by Don Horisberger
Next week, the church begins the season of Christmas. I’m often struck by how different Christmas seems in the secular world as opposed to our sacred observances of the festival. Retailers start us thinking Christmas long before Thanksgiving, and if we don’t pay attention, we may find ourselves out of luck when it comes to that “must have” gift or toy. Many of us decorate for Christmas the weekend of Thanksgiving, and the holiday parties begin soon thereafter. Then on Dec. 26 the decorations come down, and evergreens that have lost half their needles appear on the curb.
The church, on the other hand, has all the while been observing Advent, a time of preparation and reflection. We don’t actually begin celebrating Christmas until Christmas Eve. We sing the carols we’ve heard elsewhere for more than a month and are reminded again of the glorious gift God has given this world. Since Christmas is actually celebrated for twelve days, we have several opportunities to hear again the story of Christ’s birth and to consider what that means for each of us and for this world.
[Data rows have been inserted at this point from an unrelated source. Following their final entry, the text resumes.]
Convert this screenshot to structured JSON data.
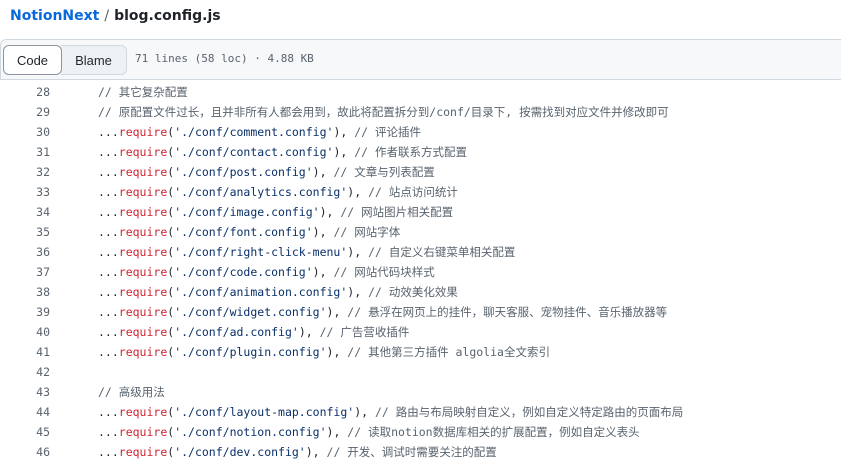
{
  "breadcrumb": {
    "repo": "NotionNext",
    "separator": "/",
    "file": "blog.config.js"
  },
  "toolbar": {
    "code_label": "Code",
    "blame_label": "Blame",
    "meta": "71 lines (58 loc) · 4.88 KB"
  },
  "lines": [
    {
      "num": "28",
      "comment": "// 其它复杂配置"
    },
    {
      "num": "29",
      "comment": "// 原配置文件过长，且并非所有人都会用到，故此将配置拆分到/conf/目录下, 按需找到对应文件并修改即可"
    },
    {
      "num": "30",
      "spread": "...",
      "kw": "require",
      "str": "'./conf/comment.config'",
      "tail": "), ",
      "comment": "// 评论插件"
    },
    {
      "num": "31",
      "spread": "...",
      "kw": "require",
      "str": "'./conf/contact.config'",
      "tail": "), ",
      "comment": "// 作者联系方式配置"
    },
    {
      "num": "32",
      "spread": "...",
      "kw": "require",
      "str": "'./conf/post.config'",
      "tail": "), ",
      "comment": "// 文章与列表配置"
    },
    {
      "num": "33",
      "spread": "...",
      "kw": "require",
      "str": "'./conf/analytics.config'",
      "tail": "), ",
      "comment": "// 站点访问统计"
    },
    {
      "num": "34",
      "spread": "...",
      "kw": "require",
      "str": "'./conf/image.config'",
      "tail": "), ",
      "comment": "// 网站图片相关配置"
    },
    {
      "num": "35",
      "spread": "...",
      "kw": "require",
      "str": "'./conf/font.config'",
      "tail": "), ",
      "comment": "// 网站字体"
    },
    {
      "num": "36",
      "spread": "...",
      "kw": "require",
      "str": "'./conf/right-click-menu'",
      "tail": "), ",
      "comment": "// 自定义右键菜单相关配置"
    },
    {
      "num": "37",
      "spread": "...",
      "kw": "require",
      "str": "'./conf/code.config'",
      "tail": "), ",
      "comment": "// 网站代码块样式"
    },
    {
      "num": "38",
      "spread": "...",
      "kw": "require",
      "str": "'./conf/animation.config'",
      "tail": "), ",
      "comment": "// 动效美化效果"
    },
    {
      "num": "39",
      "spread": "...",
      "kw": "require",
      "str": "'./conf/widget.config'",
      "tail": "), ",
      "comment": "// 悬浮在网页上的挂件，聊天客服、宠物挂件、音乐播放器等"
    },
    {
      "num": "40",
      "spread": "...",
      "kw": "require",
      "str": "'./conf/ad.config'",
      "tail": "), ",
      "comment": "// 广告营收插件"
    },
    {
      "num": "41",
      "spread": "...",
      "kw": "require",
      "str": "'./conf/plugin.config'",
      "tail": "), ",
      "comment": "// 其他第三方插件 algolia全文索引"
    },
    {
      "num": "42"
    },
    {
      "num": "43",
      "comment": "// 高级用法"
    },
    {
      "num": "44",
      "spread": "...",
      "kw": "require",
      "str": "'./conf/layout-map.config'",
      "tail": "), ",
      "comment": "// 路由与布局映射自定义，例如自定义特定路由的页面布局"
    },
    {
      "num": "45",
      "spread": "...",
      "kw": "require",
      "str": "'./conf/notion.config'",
      "tail": "), ",
      "comment": "// 读取notion数据库相关的扩展配置，例如自定义表头"
    },
    {
      "num": "46",
      "spread": "...",
      "kw": "require",
      "str": "'./conf/dev.config'",
      "tail": "), ",
      "comment": "// 开发、调试时需要关注的配置"
    }
  ]
}
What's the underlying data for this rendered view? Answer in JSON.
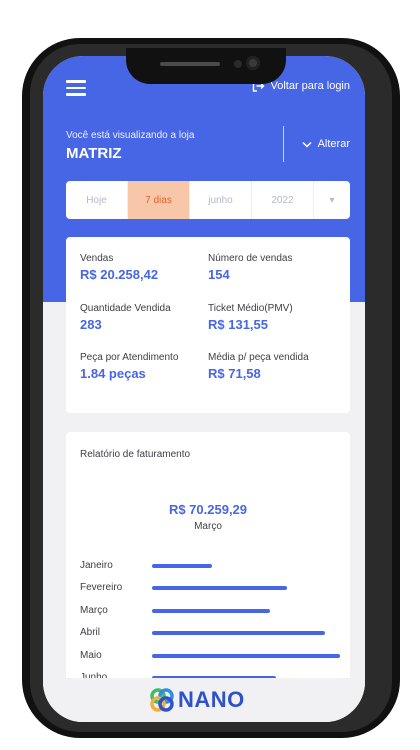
{
  "header": {
    "login_link": "Voltar para login"
  },
  "store": {
    "label": "Você está visualizando a loja",
    "name": "MATRIZ",
    "change_label": "Alterar"
  },
  "filter": {
    "options": [
      "Hoje",
      "7 dias",
      "junho",
      "2022",
      "▾"
    ],
    "selected": "7 dias"
  },
  "stats": [
    {
      "label": "Vendas",
      "value": "R$ 20.258,42"
    },
    {
      "label": "Número de vendas",
      "value": "154"
    },
    {
      "label": "Quantidade Vendida",
      "value": "283"
    },
    {
      "label": "Ticket Médio(PMV)",
      "value": "R$ 131,55"
    },
    {
      "label": "Peça por Atendimento",
      "value": "1.84 peças"
    },
    {
      "label": "Média p/ peça vendida",
      "value": "R$ 71,58"
    }
  ],
  "report": {
    "title": "Relatório de faturamento",
    "highlight_value": "R$ 70.259,29",
    "highlight_month": "Março",
    "months": [
      {
        "name": "Janeiro",
        "fraction": 0.32
      },
      {
        "name": "Fevereiro",
        "fraction": 0.72
      },
      {
        "name": "Março",
        "fraction": 0.63
      },
      {
        "name": "Abril",
        "fraction": 0.92
      },
      {
        "name": "Maio",
        "fraction": 1.0
      },
      {
        "name": "Junho",
        "fraction": 0.66
      }
    ]
  },
  "footer": {
    "logo_text": "NANO"
  },
  "colors": {
    "primary": "#4766e6",
    "accent": "#e2642a",
    "accent_bg": "#f8c7aa",
    "background": "#f1f1f3"
  }
}
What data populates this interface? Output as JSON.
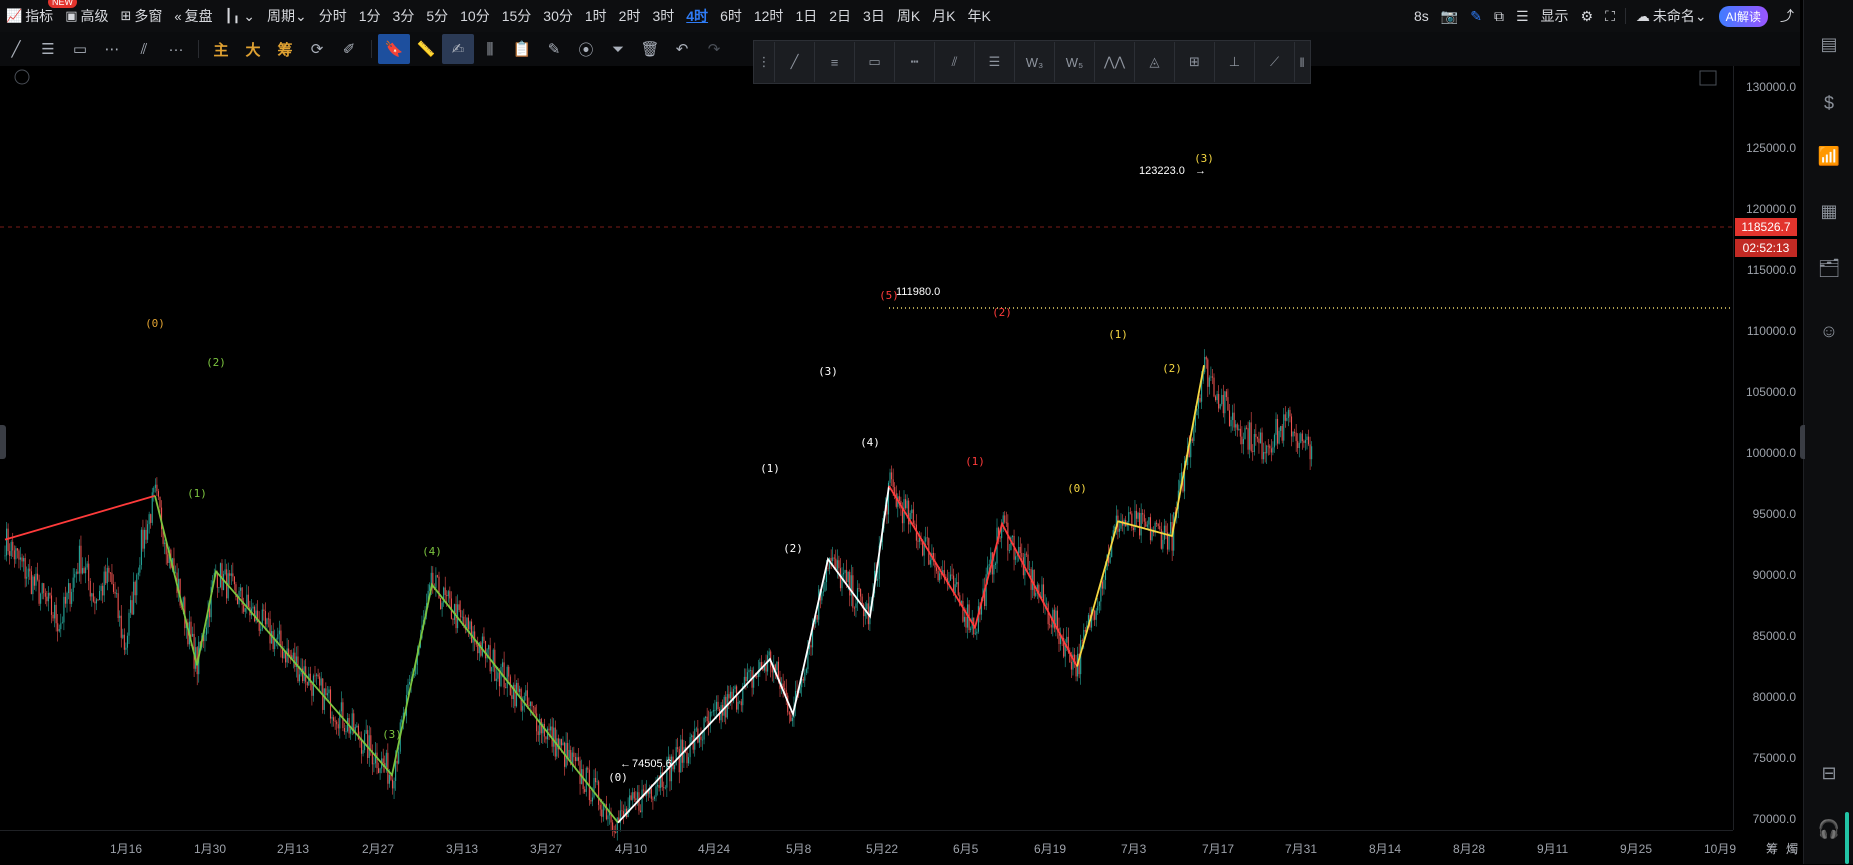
{
  "toolbar_top": {
    "indicators": "指标",
    "new_badge": "NEW",
    "advanced": "高级",
    "multi_window": "多窗",
    "replay": "复盘",
    "period": "周期",
    "periods": [
      "分时",
      "1分",
      "3分",
      "5分",
      "10分",
      "15分",
      "30分",
      "1时",
      "2时",
      "3时",
      "4时",
      "6时",
      "12时",
      "1日",
      "2日",
      "3日",
      "周K",
      "月K",
      "年K"
    ],
    "active_period": "4时",
    "refresh": "8s",
    "display": "显示",
    "unnamed": "未命名",
    "ai": "AI解读"
  },
  "toolbar_draw": {
    "main": "主",
    "big": "大",
    "chip": "筹"
  },
  "yaxis_labels": [
    "130000.0",
    "125000.0",
    "120000.0",
    "115000.0",
    "110000.0",
    "105000.0",
    "100000.0",
    "95000.0",
    "90000.0",
    "85000.0",
    "80000.0",
    "75000.0",
    "70000.0"
  ],
  "xaxis_labels": [
    "1月16",
    "1月30",
    "2月13",
    "2月27",
    "3月13",
    "3月27",
    "4月10",
    "4月24",
    "5月8",
    "5月22",
    "6月5",
    "6月19",
    "7月3",
    "7月17",
    "7月31",
    "8月14",
    "8月28",
    "9月11",
    "9月25",
    "10月9"
  ],
  "xaxis_right": [
    "筹",
    "燭"
  ],
  "current_price": "118526.7",
  "countdown": "02:52:13",
  "annotations": {
    "high": "123223.0",
    "mid_high": "111980.0",
    "low": "74505.6"
  },
  "wave_labels": {
    "green": [
      "(0)",
      "(1)",
      "(2)",
      "(3)",
      "(4)",
      "(0)"
    ],
    "white": [
      "(1)",
      "(2)",
      "(3)",
      "(4)",
      "(5)"
    ],
    "red": [
      "(1)",
      "(2)"
    ],
    "yellow": [
      "(0)",
      "(1)",
      "(2)",
      "(3)"
    ]
  },
  "colors": {
    "up": "#26a69a",
    "down": "#ef5350",
    "green_wave": "#7cc43f",
    "white_wave": "#ffffff",
    "red_wave": "#ff3b3b",
    "yellow_wave": "#f5d742",
    "accent": "#2f7cf6"
  }
}
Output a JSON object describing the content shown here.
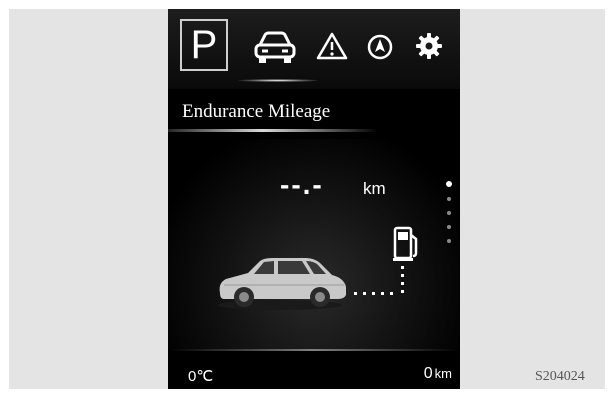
{
  "cluster": {
    "gear": "P",
    "tabs": [
      {
        "id": "vehicle",
        "icon": "car-icon",
        "active": true
      },
      {
        "id": "warnings",
        "icon": "warning-triangle-icon",
        "active": false
      },
      {
        "id": "navigation",
        "icon": "navigation-compass-icon",
        "active": false
      },
      {
        "id": "settings",
        "icon": "gear-icon",
        "active": false
      }
    ],
    "section_title": "Endurance Mileage",
    "range_value": "--.-",
    "range_unit": "km",
    "page_indicator": {
      "total": 5,
      "active_index": 0
    },
    "fuel_icon": "fuel-pump-icon",
    "car_image": "suv-car-image",
    "status_bar": {
      "temperature": "0℃",
      "odometer_value": "0",
      "odometer_unit": "km"
    },
    "colors": {
      "screen_bg": "#000000",
      "text": "#ffffff",
      "page_bg": "#e4e4e4"
    }
  },
  "figure_code": "S204024"
}
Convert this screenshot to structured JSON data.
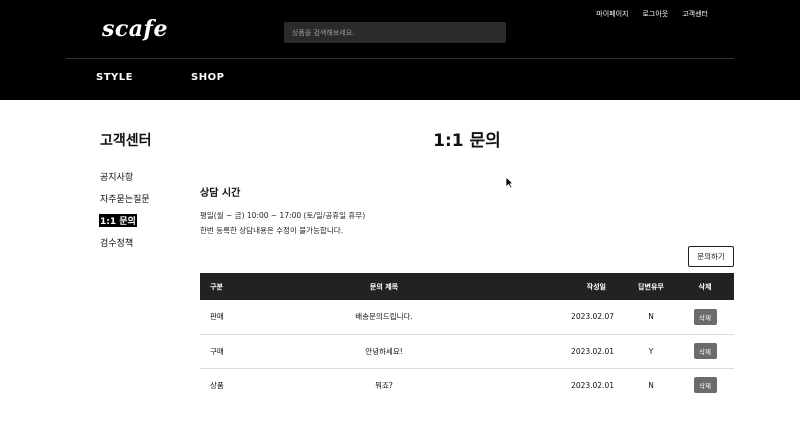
{
  "header": {
    "logo": "scafe",
    "search": {
      "placeholder": "상품을 검색해보세요.",
      "value": ""
    },
    "utils": [
      "마이페이지",
      "로그아웃",
      "고객센터"
    ],
    "nav": [
      "STYLE",
      "SHOP"
    ]
  },
  "sidebar": {
    "title": "고객센터",
    "items": [
      "공지사항",
      "자주묻는질문",
      "1:1 문의",
      "검수정책"
    ],
    "active_index": 2
  },
  "main": {
    "title": "1:1 문의",
    "section_title": "상담 시간",
    "info_lines": [
      "평일(월 ~ 금) 10:00 ~ 17:00 (토/일/공휴일 휴무)",
      "한번 등록한 상담내용은 수정이 불가능합니다."
    ],
    "ask_button": "문의하기"
  },
  "table": {
    "headers": [
      "구분",
      "문의 제목",
      "작성일",
      "답변유무",
      "삭제"
    ],
    "rows": [
      {
        "type": "판매",
        "title": "배송문의드립니다.",
        "date": "2023.02.07",
        "replied": "N",
        "delete": "삭제"
      },
      {
        "type": "구매",
        "title": "안녕하세요!",
        "date": "2023.02.01",
        "replied": "Y",
        "delete": "삭제"
      },
      {
        "type": "상품",
        "title": "뭐죠?",
        "date": "2023.02.01",
        "replied": "N",
        "delete": "삭제"
      }
    ]
  },
  "colors": {
    "header_bg": "#000000",
    "table_head_bg": "#222222",
    "delete_button": "#6b6b6b"
  }
}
Among the most beautiful ways to reflect on the Christmas story is our annual service of Lessons and Carols. In this service, lessons from scripture remind us what Christmas is truly about, and each is followed by a carol sung by choir or congregation. This year’s service will be offered on Sunday, Dec. 28 at 10 a.m., and will include Holy Eucharist.
The format for Lessons and Carols has its roots in the medieval vigil service for Christmas Eve. It was updated in the 20th century and has been popularized, especially at King’s College Chapel, Cambridge, where it is offered each year on Christmas Eve. At King’s, the service is so popular that people line up at 6 a.m. to ensure they will get in for the 3 p.m. service. (Here at CHS, we have plenty of room for any and all!)
The lessons for this service are read from the King James version of the Bible. Though we rarely use King James readings any longer, the Christmas story has a particularly familiar ring to it in this translation. Indeed, for many, it is a more elegant telling of the Christmas story than more modern translations, which seem to evoke less mystery and wonder. Handel’s “Messiah” and many of our Christmas carols employ these words, as well. So get ready to hear about what “came to pass in those days,” what “the multitude of the heavenly host” said, and how “the days were accomplished that she should be delivered” and “wrapped him in swaddling clothes, and laid him in a manger.”
Join us for Lessons and Carols for Christmas on Sunday, Dec. 28 at 10 a.m.
Don Horisberger is the Choirmaster and Organist at The Church of the Holy Spirit. Have a question for Don? Contact him at email@example.com.